§ **YOUR ASSIGNMENT**
What is needed is an exact copy of all the entries.
+ + + + +
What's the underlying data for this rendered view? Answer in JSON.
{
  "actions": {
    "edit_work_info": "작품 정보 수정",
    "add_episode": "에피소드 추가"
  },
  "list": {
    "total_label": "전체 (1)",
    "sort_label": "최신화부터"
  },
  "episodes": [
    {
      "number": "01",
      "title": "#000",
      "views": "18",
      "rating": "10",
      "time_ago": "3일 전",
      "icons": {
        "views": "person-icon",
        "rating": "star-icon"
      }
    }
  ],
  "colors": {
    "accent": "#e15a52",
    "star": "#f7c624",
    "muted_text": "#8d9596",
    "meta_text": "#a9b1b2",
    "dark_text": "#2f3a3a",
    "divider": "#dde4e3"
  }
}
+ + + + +
§ **ANSWER SPACE**
What's the underlying data for this rendered view? Answer in JSON.
{
  "actions": {
    "edit_work_info": "작품 정보 수정",
    "add_episode": "에피소드 추가"
  },
  "list": {
    "total_label": "전체 (1)",
    "sort_label": "최신화부터"
  },
  "episodes": [
    {
      "number": "01",
      "title": "#000",
      "views": "18",
      "rating": "10",
      "time_ago": "3일 전",
      "icons": {
        "views": "person-icon",
        "rating": "star-icon"
      }
    }
  ],
  "colors": {
    "accent": "#e15a52",
    "star": "#f7c624",
    "muted_text": "#8d9596",
    "meta_text": "#a9b1b2",
    "dark_text": "#2f3a3a",
    "divider": "#dde4e3"
  }
}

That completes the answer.